Then came a moment when thechef the flow of his interrupted judicial observations to devote himself to the second course, which he considered highly important. During his absence, which was brief, Gambara leaned across to address Andrea. "Our worthy host," said he, in an undertone, "threatens to regale us to-day with a dish of his own concocting, which I recommend you to avoid, though his wife has had an eye on him. The good man has a mania for innovations. He ruined himself by experiments, the last of which compelled him to fly from Rome without a passport—a circumstance he does not talk about. After purchasing the good-will of a popular restaurant he was trusted to prepare a banquet given by a lately made Cardinal, whose household was not yet complete. Giardini fancied he had an opportunity for distinguishing himself —and he succeeded! for that same evening he was accused of trying to poison the whole conclave, and was obliged to leave Rome and Italy without waiting to pack up. This disaster was the last straw. Now," and Gambara put his finger to his forehead and shook his head. "He is a good fellow, all the same," he added. "My wife will tell you that we owe him many a good turn " . Giardini now came in carefully bearing a dish which he set in the middle of the table, and he then modestly resumed his seat next to Andrea, whom he served first. As soon as he had tasted the mess, the Count felt that an impassable gulf divided the second mouthful from the first. He was much embarrassed, and very anxious not to annoy the cook, who was watching him narrowly. Though a French restaurateurmay care little about seeing a dish scorned if he is sure of being paid for it, it is not so with an Italian, who is not often satiated with praises. To gain time, Andrea complimented Giardini enthusiastically, but he leaned over to whisper in his ear, and slipping a gold piece into his hand under the table, begged him to go out and buy a few bottles of champagne, leaving him free to take all the credit of the treat. When the Italian returned, every plate was cleared, and the room rang with praises of the master-cook. The champagne soon mounted these southern brains, and the conversation, till now subdued in the stranger's presence, overleaped the limits of suspicious reserve to wander far over the wide fields of political and artistic opinions. Andrea, to whom no form of intoxication was known but those of love and poetry, had soon gained the attention of the company and skilfully led it to a discussion of matters musical. "Will you tell me, monsieur," said he to the composer of dance-music, "how it is that the Napoleon of these tunes can condescend to usurp the place of Palestrina, Pergolesi, and Mozart,—poor creatures who must pack and vanish at the advent of that tremendous Mass for the Dead?" "Well, monsieur," replied the composer, "a musician always finds it difficult to reply when the answer needs the cooperation of a hundred skilled executants.

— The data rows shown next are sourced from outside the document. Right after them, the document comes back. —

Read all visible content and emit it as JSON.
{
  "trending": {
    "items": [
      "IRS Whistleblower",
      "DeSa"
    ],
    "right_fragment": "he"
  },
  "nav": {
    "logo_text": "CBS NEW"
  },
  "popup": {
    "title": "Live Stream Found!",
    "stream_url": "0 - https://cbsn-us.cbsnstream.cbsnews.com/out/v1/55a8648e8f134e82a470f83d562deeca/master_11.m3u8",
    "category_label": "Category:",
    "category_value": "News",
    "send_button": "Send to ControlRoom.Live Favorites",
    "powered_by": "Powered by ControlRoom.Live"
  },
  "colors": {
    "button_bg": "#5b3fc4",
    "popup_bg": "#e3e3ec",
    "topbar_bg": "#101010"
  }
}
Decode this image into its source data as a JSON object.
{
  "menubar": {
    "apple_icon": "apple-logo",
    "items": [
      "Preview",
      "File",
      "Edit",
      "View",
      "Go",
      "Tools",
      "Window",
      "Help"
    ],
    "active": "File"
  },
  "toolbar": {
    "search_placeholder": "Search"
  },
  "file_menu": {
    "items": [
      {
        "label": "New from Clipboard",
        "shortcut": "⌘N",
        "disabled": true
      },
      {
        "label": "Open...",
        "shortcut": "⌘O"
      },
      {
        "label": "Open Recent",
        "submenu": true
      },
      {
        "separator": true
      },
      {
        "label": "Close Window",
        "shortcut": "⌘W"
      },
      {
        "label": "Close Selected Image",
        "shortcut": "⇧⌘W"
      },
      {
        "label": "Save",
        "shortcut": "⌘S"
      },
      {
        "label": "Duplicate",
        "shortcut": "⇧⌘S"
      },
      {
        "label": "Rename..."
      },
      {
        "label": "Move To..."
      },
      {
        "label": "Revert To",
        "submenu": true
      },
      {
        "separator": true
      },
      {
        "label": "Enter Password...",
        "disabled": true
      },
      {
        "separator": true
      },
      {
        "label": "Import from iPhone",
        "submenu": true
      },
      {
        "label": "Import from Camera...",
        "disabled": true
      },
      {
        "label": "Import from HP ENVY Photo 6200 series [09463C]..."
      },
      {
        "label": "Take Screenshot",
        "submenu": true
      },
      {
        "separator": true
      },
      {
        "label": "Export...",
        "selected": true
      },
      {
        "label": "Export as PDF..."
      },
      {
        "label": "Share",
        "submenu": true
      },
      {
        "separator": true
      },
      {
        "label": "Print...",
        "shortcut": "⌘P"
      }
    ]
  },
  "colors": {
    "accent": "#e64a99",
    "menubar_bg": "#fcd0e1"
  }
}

Mozart, Haydn, and Beethoven, without an orchestra would be of no great account." "Of no great account!" said Marcosini. "Why, all the world knows that the immortal author ofDon Giovanni the andRe uiem was